Segment Open

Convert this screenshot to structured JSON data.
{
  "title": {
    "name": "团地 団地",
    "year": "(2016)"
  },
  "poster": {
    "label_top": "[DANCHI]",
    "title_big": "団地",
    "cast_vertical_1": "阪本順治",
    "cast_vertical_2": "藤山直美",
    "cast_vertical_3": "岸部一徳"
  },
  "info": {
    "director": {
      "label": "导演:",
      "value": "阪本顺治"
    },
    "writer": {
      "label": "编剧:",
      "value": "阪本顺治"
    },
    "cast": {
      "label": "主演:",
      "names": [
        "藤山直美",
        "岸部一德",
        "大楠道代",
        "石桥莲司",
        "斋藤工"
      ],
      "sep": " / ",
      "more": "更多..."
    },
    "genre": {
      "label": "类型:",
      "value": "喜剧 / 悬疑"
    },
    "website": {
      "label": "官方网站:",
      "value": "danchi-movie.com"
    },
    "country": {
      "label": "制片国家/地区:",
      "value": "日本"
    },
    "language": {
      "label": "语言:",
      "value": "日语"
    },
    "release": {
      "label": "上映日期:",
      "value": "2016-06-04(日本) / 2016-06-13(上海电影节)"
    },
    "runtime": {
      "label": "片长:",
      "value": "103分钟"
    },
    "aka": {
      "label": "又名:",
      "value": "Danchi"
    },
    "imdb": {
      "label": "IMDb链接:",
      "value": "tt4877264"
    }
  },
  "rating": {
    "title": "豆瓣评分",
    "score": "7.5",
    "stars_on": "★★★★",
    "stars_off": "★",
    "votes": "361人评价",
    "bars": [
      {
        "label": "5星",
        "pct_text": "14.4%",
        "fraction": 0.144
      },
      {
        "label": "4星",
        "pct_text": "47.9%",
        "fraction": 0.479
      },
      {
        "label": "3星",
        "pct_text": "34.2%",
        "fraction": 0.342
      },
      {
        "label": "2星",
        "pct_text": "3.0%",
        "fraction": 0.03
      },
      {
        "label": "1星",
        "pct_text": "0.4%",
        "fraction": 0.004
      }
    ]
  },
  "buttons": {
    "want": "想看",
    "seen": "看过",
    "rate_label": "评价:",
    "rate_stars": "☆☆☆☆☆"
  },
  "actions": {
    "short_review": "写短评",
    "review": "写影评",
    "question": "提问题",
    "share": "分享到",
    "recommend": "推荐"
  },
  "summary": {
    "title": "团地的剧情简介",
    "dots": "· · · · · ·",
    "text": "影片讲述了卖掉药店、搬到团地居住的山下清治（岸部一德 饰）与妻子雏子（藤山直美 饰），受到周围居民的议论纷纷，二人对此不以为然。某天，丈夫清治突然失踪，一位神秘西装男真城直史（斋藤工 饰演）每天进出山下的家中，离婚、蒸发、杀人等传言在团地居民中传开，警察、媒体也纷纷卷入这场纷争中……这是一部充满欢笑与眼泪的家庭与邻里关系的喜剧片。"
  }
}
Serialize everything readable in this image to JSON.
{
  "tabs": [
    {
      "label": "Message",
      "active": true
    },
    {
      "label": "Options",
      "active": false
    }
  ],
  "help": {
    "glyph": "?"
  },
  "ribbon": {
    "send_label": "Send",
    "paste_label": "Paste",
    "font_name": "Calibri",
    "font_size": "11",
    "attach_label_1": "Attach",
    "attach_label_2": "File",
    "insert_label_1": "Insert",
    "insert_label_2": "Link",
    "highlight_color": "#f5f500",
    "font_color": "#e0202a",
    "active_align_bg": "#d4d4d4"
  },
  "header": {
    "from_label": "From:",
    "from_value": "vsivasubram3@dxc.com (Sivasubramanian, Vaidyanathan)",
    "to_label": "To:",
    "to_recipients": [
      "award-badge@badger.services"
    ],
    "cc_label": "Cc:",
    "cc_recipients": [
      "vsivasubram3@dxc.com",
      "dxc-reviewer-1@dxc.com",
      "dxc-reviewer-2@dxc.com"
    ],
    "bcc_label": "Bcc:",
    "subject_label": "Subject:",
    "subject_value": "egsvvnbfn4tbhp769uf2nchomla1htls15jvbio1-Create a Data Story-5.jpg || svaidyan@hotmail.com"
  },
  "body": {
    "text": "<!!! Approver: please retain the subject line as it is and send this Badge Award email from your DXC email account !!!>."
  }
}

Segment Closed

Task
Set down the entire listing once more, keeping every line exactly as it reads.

Exercise answer
Convert this screenshot to structured JSON data.
{
  "title": {
    "name": "团地 団地",
    "year": "(2016)"
  },
  "poster": {
    "label_top": "[DANCHI]",
    "title_big": "団地",
    "cast_vertical_1": "阪本順治",
    "cast_vertical_2": "藤山直美",
    "cast_vertical_3": "岸部一徳"
  },
  "info": {
    "director": {
      "label": "导演:",
      "value": "阪本顺治"
    },
    "writer": {
      "label": "编剧:",
      "value": "阪本顺治"
    },
    "cast": {
      "label": "主演:",
      "names": [
        "藤山直美",
        "岸部一德",
        "大楠道代",
        "石桥莲司",
        "斋藤工"
      ],
      "sep": " / ",
      "more": "更多..."
    },
    "genre": {
      "label": "类型:",
      "value": "喜剧 / 悬疑"
    },
    "website": {
      "label": "官方网站:",
      "value": "danchi-movie.com"
    },
    "country": {
      "label": "制片国家/地区:",
      "value": "日本"
    },
    "language": {
      "label": "语言:",
      "value": "日语"
    },
    "release": {
      "label": "上映日期:",
      "value": "2016-06-04(日本) / 2016-06-13(上海电影节)"
    },
    "runtime": {
      "label": "片长:",
      "value": "103分钟"
    },
    "aka": {
      "label": "又名:",
      "value": "Danchi"
    },
    "imdb": {
      "label": "IMDb链接:",
      "value": "tt4877264"
    }
  },
  "rating": {
    "title": "豆瓣评分",
    "score": "7.5",
    "stars_on": "★★★★",
    "stars_off": "★",
    "votes": "361人评价",
    "bars": [
      {
        "label": "5星",
        "pct_text": "14.4%",
        "fraction": 0.144
      },
      {
        "label": "4星",
        "pct_text": "47.9%",
        "fraction": 0.479
      },
      {
        "label": "3星",
        "pct_text": "34.2%",
        "fraction": 0.342
      },
      {
        "label": "2星",
        "pct_text": "3.0%",
        "fraction": 0.03
      },
      {
        "label": "1星",
        "pct_text": "0.4%",
        "fraction": 0.004
      }
    ]
  },
  "buttons": {
    "want": "想看",
    "seen": "看过",
    "rate_label": "评价:",
    "rate_stars": "☆☆☆☆☆"
  },
  "actions": {
    "short_review": "写短评",
    "review": "写影评",
    "question": "提问题",
    "share": "分享到",
    "recommend": "推荐"
  },
  "summary": {
    "title": "团地的剧情简介",
    "dots": "· · · · · ·",
    "text": "影片讲述了卖掉药店、搬到团地居住的山下清治（岸部一德 饰）与妻子雏子（藤山直美 饰），受到周围居民的议论纷纷，二人对此不以为然。某天，丈夫清治突然失踪，一位神秘西装男真城直史（斋藤工 饰演）每天进出山下的家中，离婚、蒸发、杀人等传言在团地居民中传开，警察、媒体也纷纷卷入这场纷争中……这是一部充满欢笑与眼泪的家庭与邻里关系的喜剧片。"
  }
}
Serialize everything readable in this image to JSON.
{
  "tabs": [
    {
      "label": "Message",
      "active": true
    },
    {
      "label": "Options",
      "active": false
    }
  ],
  "help": {
    "glyph": "?"
  },
  "ribbon": {
    "send_label": "Send",
    "paste_label": "Paste",
    "font_name": "Calibri",
    "font_size": "11",
    "attach_label_1": "Attach",
    "attach_label_2": "File",
    "insert_label_1": "Insert",
    "insert_label_2": "Link",
    "highlight_color": "#f5f500",
    "font_color": "#e0202a",
    "active_align_bg": "#d4d4d4"
  },
  "header": {
    "from_label": "From:",
    "from_value": "vsivasubram3@dxc.com (Sivasubramanian, Vaidyanathan)",
    "to_label": "To:",
    "to_recipients": [
      "award-badge@badger.services"
    ],
    "cc_label": "Cc:",
    "cc_recipients": [
      "vsivasubram3@dxc.com",
      "dxc-reviewer-1@dxc.com",
      "dxc-reviewer-2@dxc.com"
    ],
    "bcc_label": "Bcc:",
    "subject_label": "Subject:",
    "subject_value": "egsvvnbfn4tbhp769uf2nchomla1htls15jvbio1-Create a Data Story-5.jpg || svaidyan@hotmail.com"
  },
  "body": {
    "text": "<!!! Approver: please retain the subject line as it is and send this Badge Award email from your DXC email account !!!>."
  }
}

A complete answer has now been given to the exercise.